== Collected data entries ==
───

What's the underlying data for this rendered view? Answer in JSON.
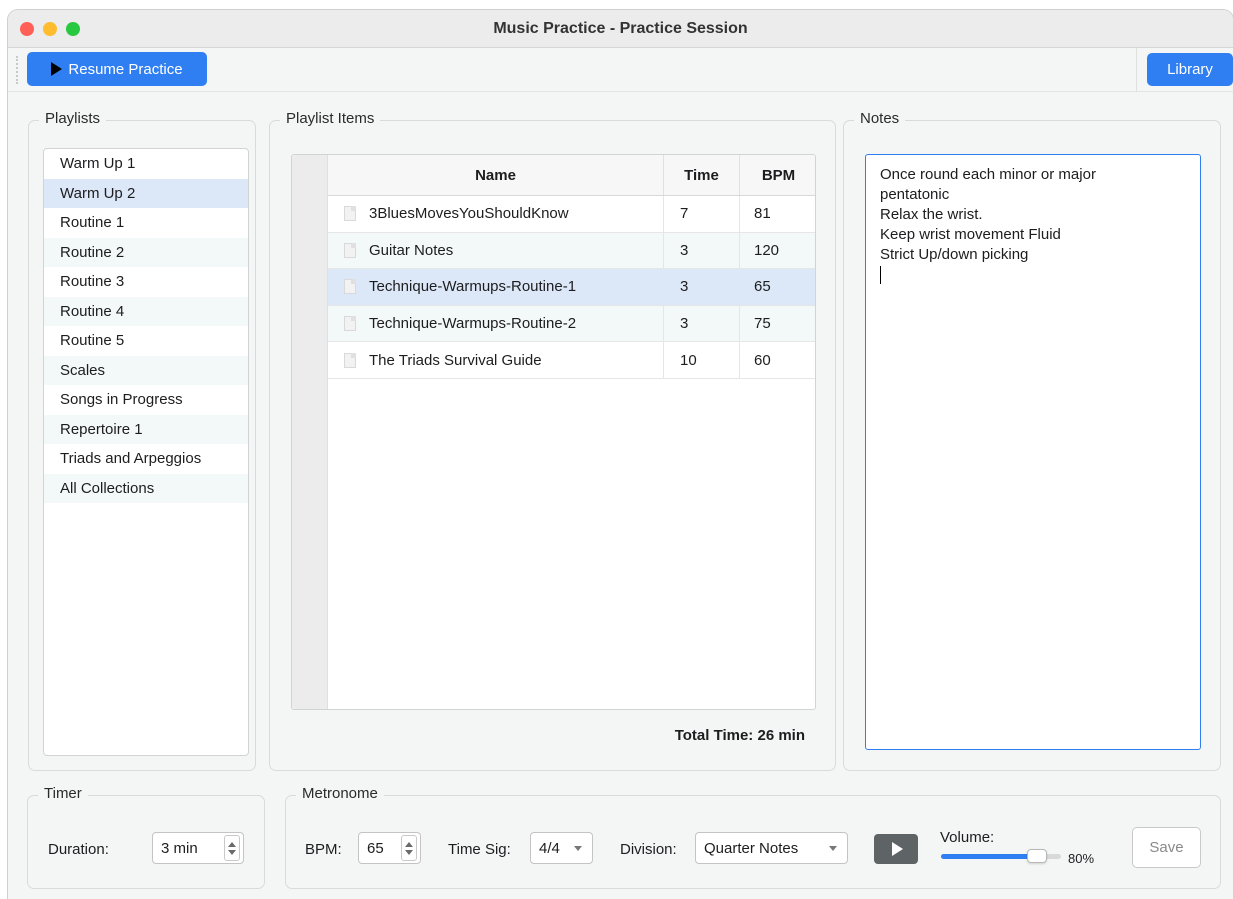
{
  "window": {
    "title": "Music Practice - Practice Session"
  },
  "toolbar": {
    "resume_label": "Resume Practice",
    "library_label": "Library"
  },
  "playlists": {
    "legend": "Playlists",
    "items": [
      {
        "label": "Warm Up 1"
      },
      {
        "label": "Warm Up 2",
        "selected": true
      },
      {
        "label": "Routine 1"
      },
      {
        "label": "Routine 2"
      },
      {
        "label": "Routine 3"
      },
      {
        "label": "Routine 4"
      },
      {
        "label": "Routine 5"
      },
      {
        "label": "Scales"
      },
      {
        "label": "Songs in Progress"
      },
      {
        "label": "Repertoire 1"
      },
      {
        "label": "Triads and Arpeggios"
      },
      {
        "label": "All Collections"
      }
    ]
  },
  "playlist_items": {
    "legend": "Playlist Items",
    "columns": {
      "name": "Name",
      "time": "Time",
      "bpm": "BPM"
    },
    "rows": [
      {
        "name": "3BluesMovesYouShouldKnow",
        "time": "7",
        "bpm": "81"
      },
      {
        "name": "Guitar Notes",
        "time": "3",
        "bpm": "120"
      },
      {
        "name": "Technique-Warmups-Routine-1",
        "time": "3",
        "bpm": "65",
        "selected": true
      },
      {
        "name": "Technique-Warmups-Routine-2",
        "time": "3",
        "bpm": "75"
      },
      {
        "name": "The Triads Survival Guide",
        "time": "10",
        "bpm": "60"
      }
    ],
    "total": "Total Time: 26 min"
  },
  "notes": {
    "legend": "Notes",
    "text": "Once round each minor or major\npentatonic\nRelax the wrist.\nKeep wrist movement Fluid\nStrict Up/down picking\n"
  },
  "timer": {
    "legend": "Timer",
    "duration_label": "Duration:",
    "duration_value": "3 min"
  },
  "metronome": {
    "legend": "Metronome",
    "bpm_label": "BPM:",
    "bpm_value": "65",
    "timesig_label": "Time Sig:",
    "timesig_value": "4/4",
    "division_label": "Division:",
    "division_value": "Quarter Notes",
    "volume_label": "Volume:",
    "volume_value": "80%",
    "volume_fraction": 0.8,
    "save_label": "Save"
  },
  "colors": {
    "accent": "#2f7ff2",
    "selection": "#dce8f8",
    "alt_row": "#f3f8f8"
  }
}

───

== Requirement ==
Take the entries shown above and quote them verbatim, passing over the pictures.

== Written solution ==
What's the underlying data for this rendered view? Answer in JSON.
{
  "window": {
    "title": "Music Practice - Practice Session"
  },
  "toolbar": {
    "resume_label": "Resume Practice",
    "library_label": "Library"
  },
  "playlists": {
    "legend": "Playlists",
    "items": [
      {
        "label": "Warm Up 1"
      },
      {
        "label": "Warm Up 2",
        "selected": true
      },
      {
        "label": "Routine 1"
      },
      {
        "label": "Routine 2"
      },
      {
        "label": "Routine 3"
      },
      {
        "label": "Routine 4"
      },
      {
        "label": "Routine 5"
      },
      {
        "label": "Scales"
      },
      {
        "label": "Songs in Progress"
      },
      {
        "label": "Repertoire 1"
      },
      {
        "label": "Triads and Arpeggios"
      },
      {
        "label": "All Collections"
      }
    ]
  },
  "playlist_items": {
    "legend": "Playlist Items",
    "columns": {
      "name": "Name",
      "time": "Time",
      "bpm": "BPM"
    },
    "rows": [
      {
        "name": "3BluesMovesYouShouldKnow",
        "time": "7",
        "bpm": "81"
      },
      {
        "name": "Guitar Notes",
        "time": "3",
        "bpm": "120"
      },
      {
        "name": "Technique-Warmups-Routine-1",
        "time": "3",
        "bpm": "65",
        "selected": true
      },
      {
        "name": "Technique-Warmups-Routine-2",
        "time": "3",
        "bpm": "75"
      },
      {
        "name": "The Triads Survival Guide",
        "time": "10",
        "bpm": "60"
      }
    ],
    "total": "Total Time: 26 min"
  },
  "notes": {
    "legend": "Notes",
    "text": "Once round each minor or major\npentatonic\nRelax the wrist.\nKeep wrist movement Fluid\nStrict Up/down picking\n"
  },
  "timer": {
    "legend": "Timer",
    "duration_label": "Duration:",
    "duration_value": "3 min"
  },
  "metronome": {
    "legend": "Metronome",
    "bpm_label": "BPM:",
    "bpm_value": "65",
    "timesig_label": "Time Sig:",
    "timesig_value": "4/4",
    "division_label": "Division:",
    "division_value": "Quarter Notes",
    "volume_label": "Volume:",
    "volume_value": "80%",
    "volume_fraction": 0.8,
    "save_label": "Save"
  },
  "colors": {
    "accent": "#2f7ff2",
    "selection": "#dce8f8",
    "alt_row": "#f3f8f8"
  }
}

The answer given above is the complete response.